» MATERIAL PROVIDED

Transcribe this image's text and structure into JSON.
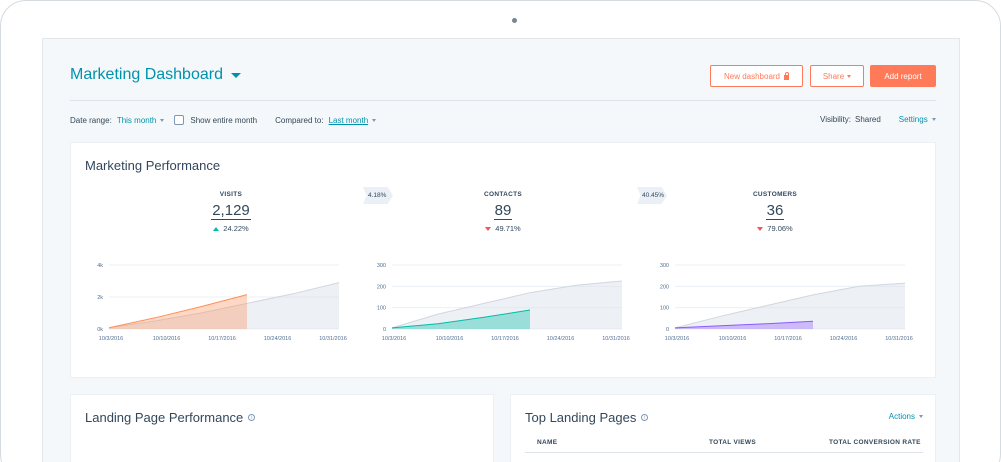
{
  "header": {
    "title": "Marketing Dashboard",
    "new_dashboard_label": "New dashboard",
    "share_label": "Share",
    "add_report_label": "Add report"
  },
  "filters": {
    "date_range_label": "Date range:",
    "date_range_value": "This month",
    "show_entire_month_label": "Show entire month",
    "compared_to_label": "Compared to:",
    "compared_to_value": "Last month",
    "visibility_label": "Visibility:",
    "visibility_value": "Shared",
    "settings_label": "Settings"
  },
  "performance": {
    "title": "Marketing Performance",
    "conversion_rates": [
      "4.18%",
      "40.45%"
    ],
    "kpis": [
      {
        "label": "VISITS",
        "value": "2,129",
        "change": "24.22%",
        "direction": "up"
      },
      {
        "label": "CONTACTS",
        "value": "89",
        "change": "49.71%",
        "direction": "down"
      },
      {
        "label": "CUSTOMERS",
        "value": "36",
        "change": "79.06%",
        "direction": "down"
      }
    ]
  },
  "chart_data": [
    {
      "type": "area",
      "title": "",
      "x": [
        "10/3/2016",
        "10/10/2016",
        "10/17/2016",
        "10/24/2016",
        "10/31/2016"
      ],
      "y_ticks": [
        "0k",
        "2k",
        "4k"
      ],
      "ylim": [
        0,
        4000
      ],
      "series": [
        {
          "role": "previous",
          "color": "#e5e8eb",
          "values": [
            80,
            500,
            1000,
            1600,
            2200,
            2900
          ]
        },
        {
          "role": "current",
          "color": "#ff8f59",
          "values": [
            80,
            700,
            1400,
            2150
          ]
        }
      ],
      "grid": true
    },
    {
      "type": "area",
      "title": "",
      "x": [
        "10/3/2016",
        "10/10/2016",
        "10/17/2016",
        "10/24/2016",
        "10/31/2016"
      ],
      "y_ticks": [
        "0",
        "100",
        "200",
        "300"
      ],
      "ylim": [
        0,
        300
      ],
      "series": [
        {
          "role": "previous",
          "color": "#e5e8eb",
          "values": [
            5,
            70,
            120,
            170,
            205,
            225
          ]
        },
        {
          "role": "current",
          "color": "#00bda5",
          "values": [
            5,
            25,
            55,
            89
          ]
        }
      ],
      "grid": true
    },
    {
      "type": "area",
      "title": "",
      "x": [
        "10/3/2016",
        "10/10/2016",
        "10/17/2016",
        "10/24/2016",
        "10/31/2016"
      ],
      "y_ticks": [
        "0",
        "100",
        "200",
        "300"
      ],
      "ylim": [
        0,
        300
      ],
      "series": [
        {
          "role": "previous",
          "color": "#e5e8eb",
          "values": [
            5,
            60,
            110,
            160,
            200,
            215
          ]
        },
        {
          "role": "current",
          "color": "#8f59ff",
          "values": [
            5,
            15,
            25,
            36
          ]
        }
      ],
      "grid": true
    }
  ],
  "landing_performance": {
    "title": "Landing Page Performance"
  },
  "top_landing_pages": {
    "title": "Top Landing Pages",
    "actions_label": "Actions",
    "columns": [
      "NAME",
      "TOTAL VIEWS",
      "TOTAL CONVERSION RATE"
    ]
  }
}
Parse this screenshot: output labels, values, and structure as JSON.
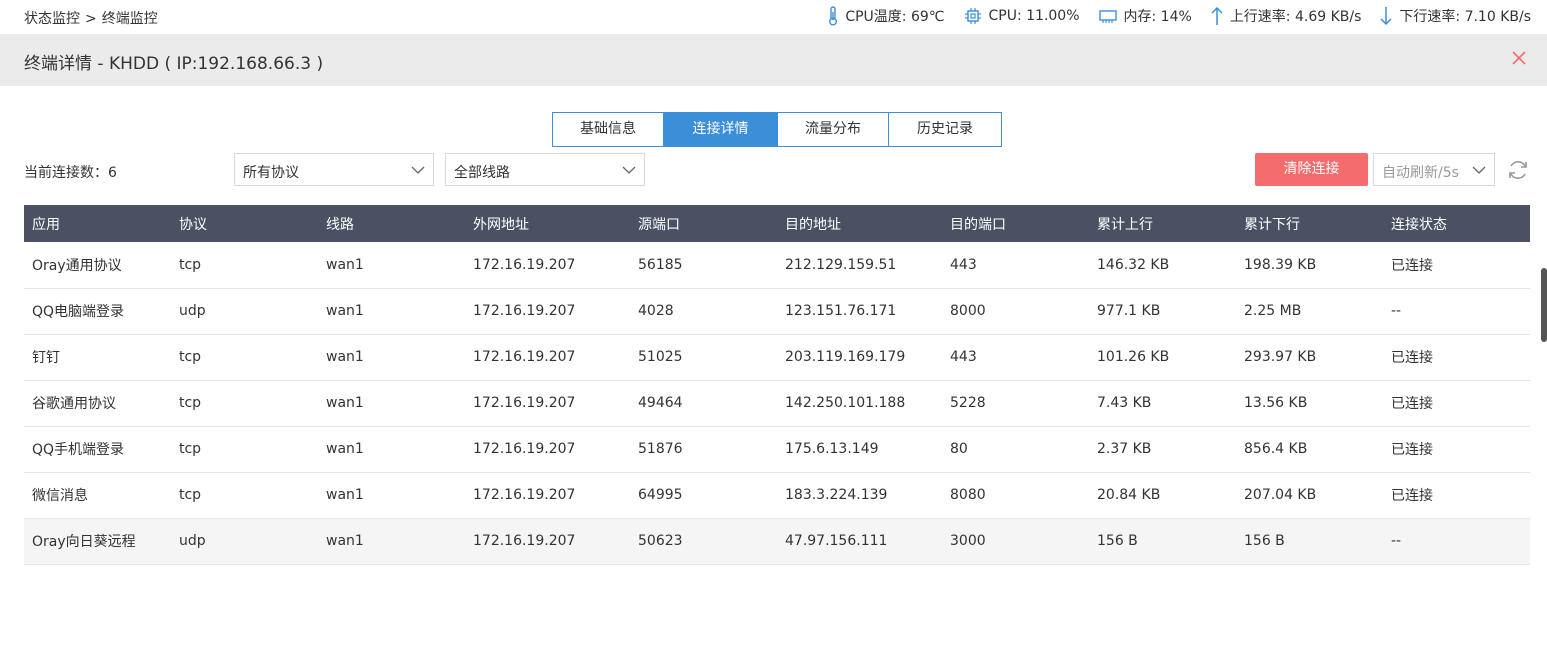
{
  "breadcrumb": {
    "parent": "状态监控",
    "separator": ">",
    "current": "终端监控"
  },
  "stats": {
    "cpu_temp": "CPU温度: 69℃",
    "cpu": "CPU: 11.00%",
    "memory": "内存: 14%",
    "upload": "上行速率: 4.69 KB/s",
    "download": "下行速率: 7.10 KB/s"
  },
  "header": {
    "title": "终端详情 - KHDD ( IP:192.168.66.3 )"
  },
  "tabs": [
    {
      "label": "基础信息"
    },
    {
      "label": "连接详情"
    },
    {
      "label": "流量分布"
    },
    {
      "label": "历史记录"
    }
  ],
  "toolbar": {
    "conn_count": "当前连接数：6",
    "protocol_select": "所有协议",
    "line_select": "全部线路",
    "clear_button": "清除连接",
    "refresh_select": "自动刷新/5s"
  },
  "table": {
    "columns": [
      "应用",
      "协议",
      "线路",
      "外网地址",
      "源端口",
      "目的地址",
      "目的端口",
      "累计上行",
      "累计下行",
      "连接状态"
    ],
    "rows": [
      [
        "Oray通用协议",
        "tcp",
        "wan1",
        "172.16.19.207",
        "56185",
        "212.129.159.51",
        "443",
        "146.32 KB",
        "198.39 KB",
        "已连接"
      ],
      [
        "QQ电脑端登录",
        "udp",
        "wan1",
        "172.16.19.207",
        "4028",
        "123.151.76.171",
        "8000",
        "977.1 KB",
        "2.25 MB",
        "--"
      ],
      [
        "钉钉",
        "tcp",
        "wan1",
        "172.16.19.207",
        "51025",
        "203.119.169.179",
        "443",
        "101.26 KB",
        "293.97 KB",
        "已连接"
      ],
      [
        "谷歌通用协议",
        "tcp",
        "wan1",
        "172.16.19.207",
        "49464",
        "142.250.101.188",
        "5228",
        "7.43 KB",
        "13.56 KB",
        "已连接"
      ],
      [
        "QQ手机端登录",
        "tcp",
        "wan1",
        "172.16.19.207",
        "51876",
        "175.6.13.149",
        "80",
        "2.37 KB",
        "856.4 KB",
        "已连接"
      ],
      [
        "微信消息",
        "tcp",
        "wan1",
        "172.16.19.207",
        "64995",
        "183.3.224.139",
        "8080",
        "20.84 KB",
        "207.04 KB",
        "已连接"
      ],
      [
        "Oray向日葵远程",
        "udp",
        "wan1",
        "172.16.19.207",
        "50623",
        "47.97.156.111",
        "3000",
        "156 B",
        "156 B",
        "--"
      ]
    ]
  },
  "colors": {
    "accent": "#3b8ed8",
    "danger": "#f46c6c",
    "table_header": "#4a5163"
  }
}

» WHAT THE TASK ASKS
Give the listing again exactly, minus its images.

» TASK ANSWER
Transcribe this image's text and structure into JSON.
{
  "header": {
    "title": "Marketing Dashboard",
    "new_dashboard_label": "New dashboard",
    "share_label": "Share",
    "add_report_label": "Add report"
  },
  "filters": {
    "date_range_label": "Date range:",
    "date_range_value": "This month",
    "show_entire_month_label": "Show entire month",
    "compared_to_label": "Compared to:",
    "compared_to_value": "Last month",
    "visibility_label": "Visibility:",
    "visibility_value": "Shared",
    "settings_label": "Settings"
  },
  "performance": {
    "title": "Marketing Performance",
    "conversion_rates": [
      "4.18%",
      "40.45%"
    ],
    "kpis": [
      {
        "label": "VISITS",
        "value": "2,129",
        "change": "24.22%",
        "direction": "up"
      },
      {
        "label": "CONTACTS",
        "value": "89",
        "change": "49.71%",
        "direction": "down"
      },
      {
        "label": "CUSTOMERS",
        "value": "36",
        "change": "79.06%",
        "direction": "down"
      }
    ]
  },
  "chart_data": [
    {
      "type": "area",
      "title": "",
      "x": [
        "10/3/2016",
        "10/10/2016",
        "10/17/2016",
        "10/24/2016",
        "10/31/2016"
      ],
      "y_ticks": [
        "0k",
        "2k",
        "4k"
      ],
      "ylim": [
        0,
        4000
      ],
      "series": [
        {
          "role": "previous",
          "color": "#e5e8eb",
          "values": [
            80,
            500,
            1000,
            1600,
            2200,
            2900
          ]
        },
        {
          "role": "current",
          "color": "#ff8f59",
          "values": [
            80,
            700,
            1400,
            2150
          ]
        }
      ],
      "grid": true
    },
    {
      "type": "area",
      "title": "",
      "x": [
        "10/3/2016",
        "10/10/2016",
        "10/17/2016",
        "10/24/2016",
        "10/31/2016"
      ],
      "y_ticks": [
        "0",
        "100",
        "200",
        "300"
      ],
      "ylim": [
        0,
        300
      ],
      "series": [
        {
          "role": "previous",
          "color": "#e5e8eb",
          "values": [
            5,
            70,
            120,
            170,
            205,
            225
          ]
        },
        {
          "role": "current",
          "color": "#00bda5",
          "values": [
            5,
            25,
            55,
            89
          ]
        }
      ],
      "grid": true
    },
    {
      "type": "area",
      "title": "",
      "x": [
        "10/3/2016",
        "10/10/2016",
        "10/17/2016",
        "10/24/2016",
        "10/31/2016"
      ],
      "y_ticks": [
        "0",
        "100",
        "200",
        "300"
      ],
      "ylim": [
        0,
        300
      ],
      "series": [
        {
          "role": "previous",
          "color": "#e5e8eb",
          "values": [
            5,
            60,
            110,
            160,
            200,
            215
          ]
        },
        {
          "role": "current",
          "color": "#8f59ff",
          "values": [
            5,
            15,
            25,
            36
          ]
        }
      ],
      "grid": true
    }
  ],
  "landing_performance": {
    "title": "Landing Page Performance"
  },
  "top_landing_pages": {
    "title": "Top Landing Pages",
    "actions_label": "Actions",
    "columns": [
      "NAME",
      "TOTAL VIEWS",
      "TOTAL CONVERSION RATE"
    ]
  }
}
Parse this screenshot: output labels, values, and structure as JSON.
{
  "breadcrumb": {
    "parent": "状态监控",
    "separator": ">",
    "current": "终端监控"
  },
  "stats": {
    "cpu_temp": "CPU温度: 69℃",
    "cpu": "CPU: 11.00%",
    "memory": "内存: 14%",
    "upload": "上行速率: 4.69 KB/s",
    "download": "下行速率: 7.10 KB/s"
  },
  "header": {
    "title": "终端详情 - KHDD ( IP:192.168.66.3 )"
  },
  "tabs": [
    {
      "label": "基础信息"
    },
    {
      "label": "连接详情"
    },
    {
      "label": "流量分布"
    },
    {
      "label": "历史记录"
    }
  ],
  "toolbar": {
    "conn_count": "当前连接数：6",
    "protocol_select": "所有协议",
    "line_select": "全部线路",
    "clear_button": "清除连接",
    "refresh_select": "自动刷新/5s"
  },
  "table": {
    "columns": [
      "应用",
      "协议",
      "线路",
      "外网地址",
      "源端口",
      "目的地址",
      "目的端口",
      "累计上行",
      "累计下行",
      "连接状态"
    ],
    "rows": [
      [
        "Oray通用协议",
        "tcp",
        "wan1",
        "172.16.19.207",
        "56185",
        "212.129.159.51",
        "443",
        "146.32 KB",
        "198.39 KB",
        "已连接"
      ],
      [
        "QQ电脑端登录",
        "udp",
        "wan1",
        "172.16.19.207",
        "4028",
        "123.151.76.171",
        "8000",
        "977.1 KB",
        "2.25 MB",
        "--"
      ],
      [
        "钉钉",
        "tcp",
        "wan1",
        "172.16.19.207",
        "51025",
        "203.119.169.179",
        "443",
        "101.26 KB",
        "293.97 KB",
        "已连接"
      ],
      [
        "谷歌通用协议",
        "tcp",
        "wan1",
        "172.16.19.207",
        "49464",
        "142.250.101.188",
        "5228",
        "7.43 KB",
        "13.56 KB",
        "已连接"
      ],
      [
        "QQ手机端登录",
        "tcp",
        "wan1",
        "172.16.19.207",
        "51876",
        "175.6.13.149",
        "80",
        "2.37 KB",
        "856.4 KB",
        "已连接"
      ],
      [
        "微信消息",
        "tcp",
        "wan1",
        "172.16.19.207",
        "64995",
        "183.3.224.139",
        "8080",
        "20.84 KB",
        "207.04 KB",
        "已连接"
      ],
      [
        "Oray向日葵远程",
        "udp",
        "wan1",
        "172.16.19.207",
        "50623",
        "47.97.156.111",
        "3000",
        "156 B",
        "156 B",
        "--"
      ]
    ]
  },
  "colors": {
    "accent": "#3b8ed8",
    "danger": "#f46c6c",
    "table_header": "#4a5163"
  }
}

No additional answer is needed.